Exercise directions: Will you give the material below again, every line exactly as it is?

Records for the task:
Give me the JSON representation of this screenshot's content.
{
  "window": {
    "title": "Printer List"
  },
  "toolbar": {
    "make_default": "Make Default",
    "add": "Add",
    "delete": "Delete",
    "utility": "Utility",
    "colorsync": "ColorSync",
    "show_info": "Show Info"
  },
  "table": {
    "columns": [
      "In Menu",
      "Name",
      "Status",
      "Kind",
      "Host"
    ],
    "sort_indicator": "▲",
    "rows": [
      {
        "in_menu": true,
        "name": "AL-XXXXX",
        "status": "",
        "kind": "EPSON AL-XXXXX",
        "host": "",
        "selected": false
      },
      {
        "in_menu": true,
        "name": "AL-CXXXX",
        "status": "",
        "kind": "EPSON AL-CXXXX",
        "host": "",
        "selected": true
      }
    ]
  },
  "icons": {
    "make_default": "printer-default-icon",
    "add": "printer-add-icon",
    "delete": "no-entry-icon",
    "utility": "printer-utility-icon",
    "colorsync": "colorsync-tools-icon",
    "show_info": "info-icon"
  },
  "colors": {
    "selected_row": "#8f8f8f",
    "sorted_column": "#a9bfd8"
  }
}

Output for this exercise:
Give me the JSON representation of this screenshot's content.
{
  "window": {
    "title": "Printer List"
  },
  "toolbar": {
    "make_default": "Make Default",
    "add": "Add",
    "delete": "Delete",
    "utility": "Utility",
    "colorsync": "ColorSync",
    "show_info": "Show Info"
  },
  "table": {
    "columns": [
      "In Menu",
      "Name",
      "Status",
      "Kind",
      "Host"
    ],
    "sort_indicator": "▲",
    "rows": [
      {
        "in_menu": true,
        "name": "AL-XXXXX",
        "status": "",
        "kind": "EPSON AL-XXXXX",
        "host": "",
        "selected": false
      },
      {
        "in_menu": true,
        "name": "AL-CXXXX",
        "status": "",
        "kind": "EPSON AL-CXXXX",
        "host": "",
        "selected": true
      }
    ]
  },
  "icons": {
    "make_default": "printer-default-icon",
    "add": "printer-add-icon",
    "delete": "no-entry-icon",
    "utility": "printer-utility-icon",
    "colorsync": "colorsync-tools-icon",
    "show_info": "info-icon"
  },
  "colors": {
    "selected_row": "#8f8f8f",
    "sorted_column": "#a9bfd8"
  }
}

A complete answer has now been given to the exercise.